ASTRID, the Belgian TETRA network operator for emergency and security services, registered significant peaks in radio traffic during the Great War commemorations that were held last Monday (4 August 2014). Because of the scope of the security organisations deployed, there was more than double the usual radio traffic on over twenty ASTRID base stations in Liège, Leuven and Mons.
The commemorations created a major challenge for the police and all the other emergency and security services.
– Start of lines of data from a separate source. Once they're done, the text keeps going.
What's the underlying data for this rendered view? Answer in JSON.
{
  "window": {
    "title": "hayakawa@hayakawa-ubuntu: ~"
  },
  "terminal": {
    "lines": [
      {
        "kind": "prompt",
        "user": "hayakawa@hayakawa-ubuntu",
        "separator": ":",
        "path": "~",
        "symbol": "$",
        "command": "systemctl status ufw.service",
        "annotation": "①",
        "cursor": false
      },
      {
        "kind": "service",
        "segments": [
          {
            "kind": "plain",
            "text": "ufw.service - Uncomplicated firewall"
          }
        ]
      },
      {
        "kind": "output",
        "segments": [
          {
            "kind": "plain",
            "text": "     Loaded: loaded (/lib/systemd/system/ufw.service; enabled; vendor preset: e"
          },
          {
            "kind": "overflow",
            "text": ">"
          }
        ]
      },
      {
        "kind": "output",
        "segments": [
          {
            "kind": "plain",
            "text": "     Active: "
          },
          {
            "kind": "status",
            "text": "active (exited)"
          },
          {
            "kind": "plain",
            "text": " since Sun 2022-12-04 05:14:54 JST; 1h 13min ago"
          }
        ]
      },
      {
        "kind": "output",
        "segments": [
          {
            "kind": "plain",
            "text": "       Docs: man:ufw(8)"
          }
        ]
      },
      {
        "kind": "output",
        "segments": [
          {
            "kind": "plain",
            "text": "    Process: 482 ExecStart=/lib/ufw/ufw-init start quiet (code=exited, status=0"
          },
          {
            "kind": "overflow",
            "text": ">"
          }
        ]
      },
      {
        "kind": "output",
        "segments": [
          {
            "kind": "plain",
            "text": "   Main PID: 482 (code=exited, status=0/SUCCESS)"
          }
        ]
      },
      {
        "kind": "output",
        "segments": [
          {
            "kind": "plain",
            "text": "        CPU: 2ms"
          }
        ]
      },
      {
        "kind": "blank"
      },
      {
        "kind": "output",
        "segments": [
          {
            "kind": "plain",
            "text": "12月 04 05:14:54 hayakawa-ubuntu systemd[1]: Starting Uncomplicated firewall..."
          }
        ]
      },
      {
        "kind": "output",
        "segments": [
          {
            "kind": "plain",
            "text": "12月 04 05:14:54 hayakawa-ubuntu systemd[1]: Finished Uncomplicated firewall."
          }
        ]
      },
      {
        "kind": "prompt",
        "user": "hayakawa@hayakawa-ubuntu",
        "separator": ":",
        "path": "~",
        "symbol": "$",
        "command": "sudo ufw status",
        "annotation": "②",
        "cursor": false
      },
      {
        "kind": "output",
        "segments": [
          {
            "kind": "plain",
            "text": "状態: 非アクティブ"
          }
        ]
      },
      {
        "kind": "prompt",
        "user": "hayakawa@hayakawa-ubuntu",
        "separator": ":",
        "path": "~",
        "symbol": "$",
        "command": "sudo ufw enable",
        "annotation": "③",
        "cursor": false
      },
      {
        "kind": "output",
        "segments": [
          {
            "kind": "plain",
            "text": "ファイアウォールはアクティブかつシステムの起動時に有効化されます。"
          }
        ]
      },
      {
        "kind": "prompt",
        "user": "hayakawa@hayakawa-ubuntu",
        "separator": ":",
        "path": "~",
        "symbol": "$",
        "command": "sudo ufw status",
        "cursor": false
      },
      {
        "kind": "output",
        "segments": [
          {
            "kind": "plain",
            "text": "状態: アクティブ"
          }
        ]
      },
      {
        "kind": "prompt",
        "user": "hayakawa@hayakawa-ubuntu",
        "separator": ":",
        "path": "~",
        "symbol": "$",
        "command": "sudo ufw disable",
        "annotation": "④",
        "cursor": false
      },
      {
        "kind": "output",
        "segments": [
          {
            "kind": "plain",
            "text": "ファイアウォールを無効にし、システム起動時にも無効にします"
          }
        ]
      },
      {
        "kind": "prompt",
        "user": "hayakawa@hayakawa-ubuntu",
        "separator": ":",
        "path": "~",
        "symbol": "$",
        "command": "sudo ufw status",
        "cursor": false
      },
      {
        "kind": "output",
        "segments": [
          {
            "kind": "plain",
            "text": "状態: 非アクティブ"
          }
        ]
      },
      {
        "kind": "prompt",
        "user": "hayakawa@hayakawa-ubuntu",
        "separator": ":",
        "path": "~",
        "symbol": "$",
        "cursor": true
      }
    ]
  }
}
The presence of numerous royals (Belgium’s King Philippe and Queen Mathilde, Prince William and Duchess Kate, Prince Harry, King Felipe VI of Spain), government leaders, ministers and high representatives made exceptional security measures necessary.
Hundreds of agents of the local and federal police, defence, staff from town and province councils, the fire brigades, the civil defence, the medical services, national and international security personnel were deployed.
ASTRID reports that its systems behaved ‘flawlessly’. Police radio communications went without a hitch, despite a doubling of communications on 10 base stations in the Liège area, on nine base stations in Mons and on two base stations in the centre of Leuven.
On the air-ground-air base station in Liège, which is reserved for helicopter communications, there was nine times more radio traffic than normal generated. The base station of Lantin (Liège) processed up to 105% more communication than on a normal day.
ASTRID registered a traffic peak of 2,000 minutes of communication between 3pm and 4pm on the base stations in Liège and a peak of 800 minutes of traffic between 5pm and 6pm on the base stations in Mons.
With each movement of the delegations from one site to another, the ASTRID network clearly registered the corresponding communication peaks. For example, on the base stations in the centre of Mons there was a substantial increase in the radio traffic at 4pm, just prior to the arrival of members of the British royal family, and this continued until 8pm.
In the three provincial control rooms (provincial CIC in Mons, Liège and Leuven) dealing with the communications, an interactive map tracked the movements of field agents in real time. The position of the teams is determined via the GPS built into their ASTRID radios, and they can be dispatched in another direction at any moment. The helicopters transmit live video images, so that the teams can react immediately.
ASTRID prepared the events in consultation with the organising bodies. Coverage and capacity measurements were undertaken in the preceding weeks. ASTRID arranged for a temporary strengthening of the capacity with one carrier added on the base station in Cointe (Liège), which covers the Inter-Allied Memorial.
A mobile base station (MTU lorry) was also set up near the St Symphorien cemetery. Finally, a reinforced on-call technical team was also put together to handle any incident.
Daniel Haché, director external relations at ASTRID, said: “As has already been frequently demonstrated at large-scale events, TETRA proves its added value in critical situations. Despite an exceptional network load, the infrastructure was able to handle the traffic peaks thanks to constant network monitoring, but above all thanks to the excellent cooperation between all the security services.”
Thierry Brasseur, liaison officer for the governor of the province of Liège in charge of public order, added: “Fortunately we registered zero incidents on the memorial day, so the interventions of the police forces remained limited. As far as the ASTRID communication is concerned, everything worked perfectly. ASTRID offers a huge advantage for the operational coordination of large-scale events. Our teams strictly observed the radio fleet map.”